Peek argued that SR’s mismanagement caused its additional costs by unnecessarily directing Peek to import additional material to elevate the building pad’s subgrade. “Peek’s allegation amounts to a ‘claim’ about whether its costs were reasonably incurred, which involves issues of fact and law that SR would have to arbitrate with UHS when seeking reimbursement for those costs under the prime contract.”

Finally, the court was influenced by the fact that the AIA prime contract included a consolidation-of-arbitration provision in matters involving common legal and factual issues. Specifically, SR could include subcontractors in its arbitration with UHS if SR determined that the subcontractor was relevant to the disputed matter. The MSA also had a consolidation clause, which provided that “the same arbitrator(s) utilized to resolve the dispute between any Owner and Contractor shall be utilized to resolve the dispute under [the MSA] provision.”

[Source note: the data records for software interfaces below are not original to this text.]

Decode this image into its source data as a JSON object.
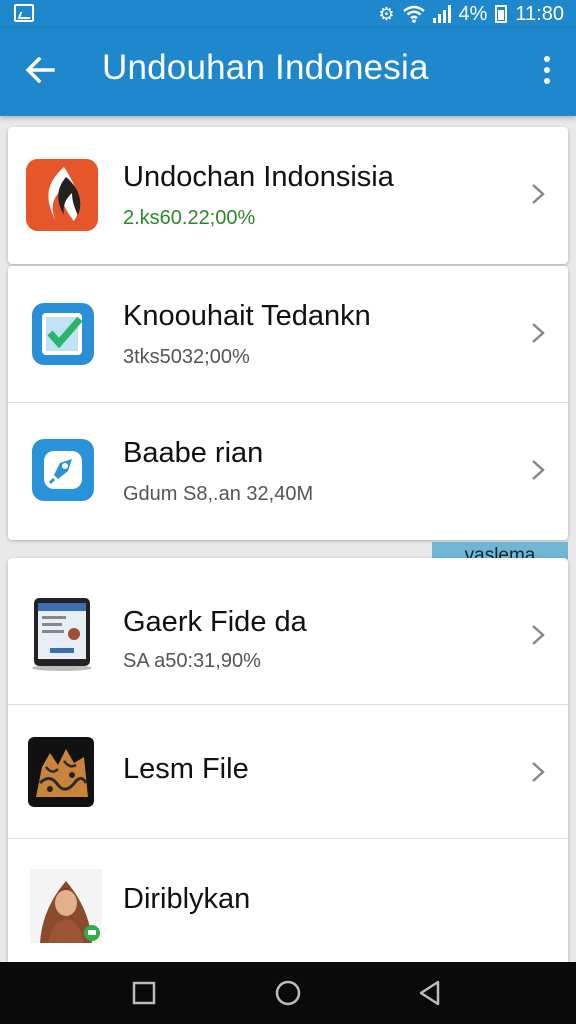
{
  "status_bar": {
    "battery_percent": "4%",
    "time": "11:80"
  },
  "app_bar": {
    "title": "Undouhan Indonesia"
  },
  "items": [
    {
      "title": "Undochan Indonsisia",
      "subtitle": "2.ks60.22;00%",
      "icon": "flame-app-icon"
    },
    {
      "title": "Knoouhait Tedankn",
      "subtitle": "3tks5032;00%",
      "icon": "check-app-icon"
    },
    {
      "title": "Baabe rian",
      "subtitle": "Gdum S8,.an 32,40M",
      "icon": "rocket-app-icon"
    },
    {
      "title": "Gaerk Fide da",
      "subtitle": "SA a50:31,90%",
      "icon": "tablet-app-icon"
    },
    {
      "title": "Lesm File",
      "subtitle": "",
      "icon": "batik-app-icon"
    },
    {
      "title": "Diriblykan",
      "subtitle": "",
      "icon": "person-avatar-icon"
    }
  ],
  "section_tag": "vaslema",
  "colors": {
    "primary": "#1f88cd",
    "accent_green": "#2a8a2a",
    "tag_bg": "#6fb6d3"
  }
}
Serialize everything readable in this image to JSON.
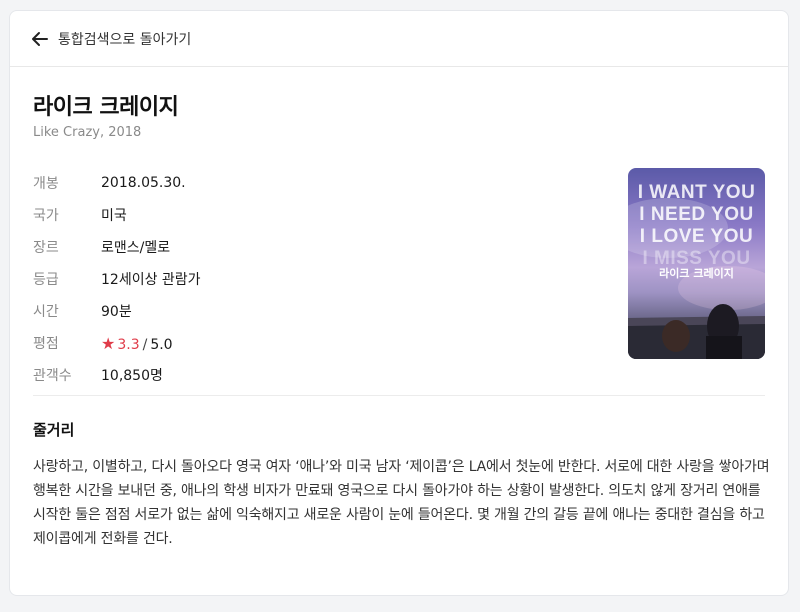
{
  "nav": {
    "back_label": "통합검색으로 돌아가기"
  },
  "movie": {
    "title": "라이크 크레이지",
    "subtitle": "Like Crazy, 2018",
    "info": [
      {
        "key": "개봉",
        "value": "2018.05.30."
      },
      {
        "key": "국가",
        "value": "미국"
      },
      {
        "key": "장르",
        "value": "로맨스/멜로"
      },
      {
        "key": "등급",
        "value": "12세이상 관람가"
      },
      {
        "key": "시간",
        "value": "90분"
      },
      {
        "key": "평점",
        "value": "3.3",
        "max": "5.0"
      },
      {
        "key": "관객수",
        "value": "10,850명"
      }
    ],
    "poster": {
      "lines": [
        "I WANT YOU",
        "I NEED YOU",
        "I LOVE YOU",
        "I MISS YOU"
      ],
      "title": "라이크 크레이지"
    }
  },
  "synopsis": {
    "heading": "줄거리",
    "text": "사랑하고, 이별하고, 다시 돌아오다 영국 여자 ‘애나’와 미국 남자 ‘제이콥’은 LA에서 첫눈에 반한다. 서로에 대한 사랑을 쌓아가며 행복한 시간을 보내던 중, 애나의 학생 비자가 만료돼 영국으로 다시 돌아가야 하는 상황이 발생한다. 의도치 않게 장거리 연애를 시작한 둘은 점점 서로가 없는 삶에 익숙해지고 새로운 사람이 눈에 들어온다. 몇 개월 간의 갈등 끝에 애나는 중대한 결심을 하고 제이콥에게 전화를 건다."
  },
  "colors": {
    "accent_red": "#e03c4a",
    "muted": "#8a8a8a"
  }
}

The court found many common questions of law and fact between the Peek-SR dispute and the SR-UHS dispute. Among the questions noted in the opinion were: Who was at fault for importing the additional material? Did UHS direct SR to work faster, thus prompting SR’s alleged request of Peek? Was importing additional material reasonable in view of the larger project timeline?

The court found that because it was likely that the Peek-SR dispute would involve the same witnesses and evidence as in the SR-UHS dispute, it had the power to order arbitration because of the mutual consolidation-of-arbitration provisions in the underlying contracts.

The analysis

While this case focused on Nevada law, it provides the same type of analysis that would be involved in other states — given the strong federal and state support for enforcing arbitration agreements. Arbitration agreements are consensual, and it is up to the parties to clearly state when they do not want to arbitrate. Stated differently, courts routinely enforce arbitration clauses and compel parties to arbitrate, particularly with clauses like those found in AIA contracts, which are broad and intended to cover any dispute.

Finally, remember that this case involved a $140,000 dispute. The legal fees to get to this point alone must have been substantial, and the arbitration process has not even begun. It serves as a reminder that parties should have tight, understandable language around the disputes clause that says what they want so that substantial money and time are not spent on just getting to the dispute forum.

Michael C. Loulakis (mloulakis@cp-strategies.com) is the president and CEO of Capital Project Strategies LLC in Reston, Virginia. Lauren P. McLaughlin ([email protected]) is a partner of Smith, Currie & Hancock LLP in Tysons, Virginia.

This article first appeared in the September/October 2022 issue of Civil Engineering as “Make Sure You Understand the Scope of Your Agreement to Arbitrate.”